START Source information

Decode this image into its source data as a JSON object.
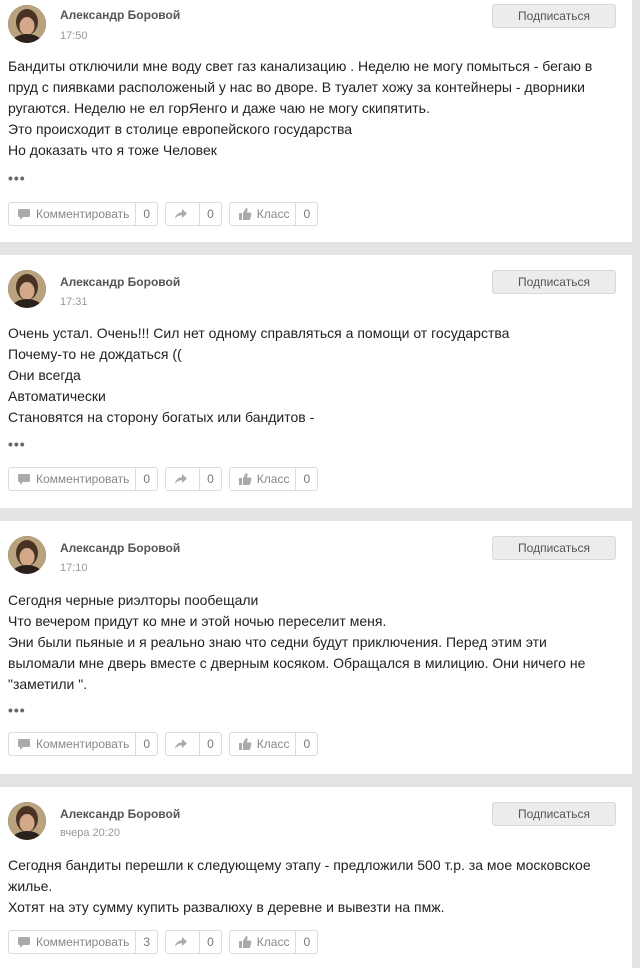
{
  "posts": [
    {
      "author": "Александр Боровой",
      "time": "17:50",
      "subscribe_label": "Подписаться",
      "lines": [
        "Бандиты отключили мне воду свет газ канализацию . Неделю не могу помыться  -  бегаю в",
        "пруд с пиявками расположеный у нас во дворе. В туалет хожу за контейнеры  -  дворники",
        "ругаются. Неделю не ел горЯенго и даже чаю не могу скипятить.",
        "Это происходит в столице европейского государства",
        "Но доказать что я тоже  Человек"
      ],
      "more": "•••",
      "comment_label": "Комментировать",
      "comment_count": "0",
      "share_count": "0",
      "like_label": "Класс",
      "like_count": "0"
    },
    {
      "author": "Александр Боровой",
      "time": "17:31",
      "subscribe_label": "Подписаться",
      "lines": [
        "Очень устал.  Очень!!! Сил нет одному справляться а помощи от государства",
        "Почему-то не дождаться  ((",
        "Они всегда",
        "Автоматически",
        "Становятся на сторону богатых или бандитов  -"
      ],
      "more": "•••",
      "comment_label": "Комментировать",
      "comment_count": "0",
      "share_count": "0",
      "like_label": "Класс",
      "like_count": "0"
    },
    {
      "author": "Александр Боровой",
      "time": "17:10",
      "subscribe_label": "Подписаться",
      "lines": [
        "Сегодня черные риэлторы пообещали",
        "Что вечером придут ко мне и этой ночью переселит меня.",
        "Эни были пьяные и я реально знаю что седни будут приключения. Перед этим эти",
        "выломали мне дверь вместе с дверным  косяком. Обращался в милицию. Они ничего не",
        "\"заметили \"."
      ],
      "more": "•••",
      "comment_label": "Комментировать",
      "comment_count": "0",
      "share_count": "0",
      "like_label": "Класс",
      "like_count": "0"
    },
    {
      "author": "Александр Боровой",
      "time": "вчера 20:20",
      "subscribe_label": "Подписаться",
      "lines": [
        "Сегодня бандиты перешли к следующему этапу  -  предложили 500 т.р. за мое московское",
        "жилье.",
        "Хотят на эту сумму купить развалюху в деревне и вывезти на пмж."
      ],
      "more": "",
      "comment_label": "Комментировать",
      "comment_count": "3",
      "share_count": "0",
      "like_label": "Класс",
      "like_count": "0"
    }
  ]
}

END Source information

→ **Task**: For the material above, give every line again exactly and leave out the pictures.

→ **Response below**:
Decode this image into its source data as a JSON object.
{
  "posts": [
    {
      "author": "Александр Боровой",
      "time": "17:50",
      "subscribe_label": "Подписаться",
      "lines": [
        "Бандиты отключили мне воду свет газ канализацию . Неделю не могу помыться  -  бегаю в",
        "пруд с пиявками расположеный у нас во дворе. В туалет хожу за контейнеры  -  дворники",
        "ругаются. Неделю не ел горЯенго и даже чаю не могу скипятить.",
        "Это происходит в столице европейского государства",
        "Но доказать что я тоже  Человек"
      ],
      "more": "•••",
      "comment_label": "Комментировать",
      "comment_count": "0",
      "share_count": "0",
      "like_label": "Класс",
      "like_count": "0"
    },
    {
      "author": "Александр Боровой",
      "time": "17:31",
      "subscribe_label": "Подписаться",
      "lines": [
        "Очень устал.  Очень!!! Сил нет одному справляться а помощи от государства",
        "Почему-то не дождаться  ((",
        "Они всегда",
        "Автоматически",
        "Становятся на сторону богатых или бандитов  -"
      ],
      "more": "•••",
      "comment_label": "Комментировать",
      "comment_count": "0",
      "share_count": "0",
      "like_label": "Класс",
      "like_count": "0"
    },
    {
      "author": "Александр Боровой",
      "time": "17:10",
      "subscribe_label": "Подписаться",
      "lines": [
        "Сегодня черные риэлторы пообещали",
        "Что вечером придут ко мне и этой ночью переселит меня.",
        "Эни были пьяные и я реально знаю что седни будут приключения. Перед этим эти",
        "выломали мне дверь вместе с дверным  косяком. Обращался в милицию. Они ничего не",
        "\"заметили \"."
      ],
      "more": "•••",
      "comment_label": "Комментировать",
      "comment_count": "0",
      "share_count": "0",
      "like_label": "Класс",
      "like_count": "0"
    },
    {
      "author": "Александр Боровой",
      "time": "вчера 20:20",
      "subscribe_label": "Подписаться",
      "lines": [
        "Сегодня бандиты перешли к следующему этапу  -  предложили 500 т.р. за мое московское",
        "жилье.",
        "Хотят на эту сумму купить развалюху в деревне и вывезти на пмж."
      ],
      "more": "",
      "comment_label": "Комментировать",
      "comment_count": "3",
      "share_count": "0",
      "like_label": "Класс",
      "like_count": "0"
    }
  ]
}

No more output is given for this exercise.